Warning: we must never assume that a neutral is safe to touch: it has to be checked with a voltmeter or a voltage indicator to be sure it is not "live". This is because a neutral wire is designed to carry current under normal circumstances.

So, if a neutral wire going back to the incoming main breaker panel has not been properly connected - or suffers a deliberate disconnection or some accidental damage which causes it to break - then it and any neutral wires connected to it further downstream will go live up to the break because of being connected to the downstream loads which still have hot feeds coming into them!

That is why we should never use a neutral as a substitute for a proper, separate, ground or "earth" wire.

Aug 01, 2011 | Refrigerators

1 Answer

I got to move a dual light switch how do i wire it the breaker keeps triping


Are you talking about a stack switch with two different lights, with two different feeds or, a single switch with two different lights, or something else?A stack swich can handle two different circuits with two different feeds, or two different lights with the same feed. If you have two lights with the same feeds you want to put your power source on the side with black terminal and your switch leg on the other side and, tie your neutral in with the other neutrals, ground in with other grounds.. If you are moving the switch to a bathroom and have tied your neutral into a GFI circuit, this could be causing your problem. For two separate feeds, you would break tab joining the two black terminals on feed side of switch, and hook your two feeds on both terminals of switch, then you will have to break tab on switch side and do the same. This sounds like a neutral or a ground problem or, if when you put your switch in the box, you may have a bare ground touching the feed terminal on switch, if breaker pops right away, or, ground may be touching switch leg side of switch, if it pops when you turn switch on. Let me know if your dealing with a bathroom situation, if you are moving your switch into another existing box, or if you added a box. Try to explain to me how you provided, your power and how you got your switch leg to a new box if that is what you did.

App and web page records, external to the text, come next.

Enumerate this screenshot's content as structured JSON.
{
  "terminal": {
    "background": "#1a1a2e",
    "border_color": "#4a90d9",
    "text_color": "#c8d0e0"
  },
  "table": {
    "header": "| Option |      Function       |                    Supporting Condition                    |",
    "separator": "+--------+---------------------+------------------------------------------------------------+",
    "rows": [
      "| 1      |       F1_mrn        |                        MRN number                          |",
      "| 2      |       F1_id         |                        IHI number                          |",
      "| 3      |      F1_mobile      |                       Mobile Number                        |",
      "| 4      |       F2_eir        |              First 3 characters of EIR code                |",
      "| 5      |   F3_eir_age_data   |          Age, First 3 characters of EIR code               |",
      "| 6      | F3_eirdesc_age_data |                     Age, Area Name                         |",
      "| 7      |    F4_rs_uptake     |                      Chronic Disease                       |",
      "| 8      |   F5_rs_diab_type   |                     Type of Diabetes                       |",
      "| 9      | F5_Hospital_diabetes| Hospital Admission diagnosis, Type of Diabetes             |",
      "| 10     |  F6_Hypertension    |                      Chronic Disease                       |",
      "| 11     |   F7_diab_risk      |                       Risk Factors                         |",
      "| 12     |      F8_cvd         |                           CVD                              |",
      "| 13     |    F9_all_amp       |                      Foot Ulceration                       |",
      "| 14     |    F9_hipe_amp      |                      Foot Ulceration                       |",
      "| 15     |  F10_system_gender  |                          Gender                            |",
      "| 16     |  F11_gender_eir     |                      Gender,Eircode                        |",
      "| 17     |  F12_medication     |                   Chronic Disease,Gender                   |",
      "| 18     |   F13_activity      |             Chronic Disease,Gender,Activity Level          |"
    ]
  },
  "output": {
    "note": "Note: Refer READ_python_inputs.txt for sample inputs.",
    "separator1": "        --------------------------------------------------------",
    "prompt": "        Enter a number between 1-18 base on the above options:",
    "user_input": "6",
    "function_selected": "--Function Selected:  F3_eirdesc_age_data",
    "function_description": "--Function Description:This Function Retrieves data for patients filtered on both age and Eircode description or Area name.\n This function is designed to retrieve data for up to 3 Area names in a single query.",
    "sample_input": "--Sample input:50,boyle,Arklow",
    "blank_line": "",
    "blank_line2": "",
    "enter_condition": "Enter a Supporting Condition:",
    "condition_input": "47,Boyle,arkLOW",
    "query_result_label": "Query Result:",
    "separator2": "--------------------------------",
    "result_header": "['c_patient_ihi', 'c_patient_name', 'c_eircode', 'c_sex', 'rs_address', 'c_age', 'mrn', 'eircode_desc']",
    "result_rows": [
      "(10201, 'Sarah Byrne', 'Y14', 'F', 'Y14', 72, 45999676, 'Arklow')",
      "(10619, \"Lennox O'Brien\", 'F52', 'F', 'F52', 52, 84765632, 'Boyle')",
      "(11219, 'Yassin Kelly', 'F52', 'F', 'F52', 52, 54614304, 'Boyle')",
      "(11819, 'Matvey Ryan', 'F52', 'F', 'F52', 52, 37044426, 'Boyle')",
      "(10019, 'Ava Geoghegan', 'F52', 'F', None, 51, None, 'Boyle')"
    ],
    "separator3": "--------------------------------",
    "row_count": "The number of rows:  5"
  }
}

May 03, 2011 | Hammering

1 Answer

I have a yamaha 3000isb generator. checking


That sucks! Maybe it's because your a fireman! LOL

May 08, 2010 | Yamaha EF2400iS Portable Generator

2 Answers

Microwave wont work on generator power!


PLEASE CHECK THE POWER CONSUMPTION ON THE APPLIANCE i think it might be a lot more than ur gen set can supply

Jul 08, 2009 | Whirlpool 1.6 Cu. Ft. Over-the-Range...

1 Answer

Stops and starts


Hi there,
Most home standby generators are setup to run once a week so as to keep the engine lubed up and the generator windings dry. So if yours is comming on once a week at about the same time and running for something like 15 minutes, that's what is going on.
On the other hand, if your generator is starting and the switch is transferring somewhat randomly, you could have a problem with the neutral connection in your system, the power could really be going out and coming back on, and/or the control board in your generator could be broken.

Regards,
Carl

Mar 12, 2009 | Briggs & Stratton 15,000 Watt Home Standby...

Not finding what you are looking for?
Coleman Powermate Medium Generator Cover PA0659771 Logo

Related Topics:

198 people viewed this question

Ask a Question

Usually answered in minutes!

Top Coleman Electrical Supplies Experts

John Trevino

Level 3 Expert

1383 Answers

Shawn DuRee

Level 3 Expert

355 Answers

Phil Rivera

Level 2 Expert

83 Answers

Are you a Coleman Electrical Supply Expert? Answer questions, earn points and help others

Answer questions

Manuals & User Guides

Loading...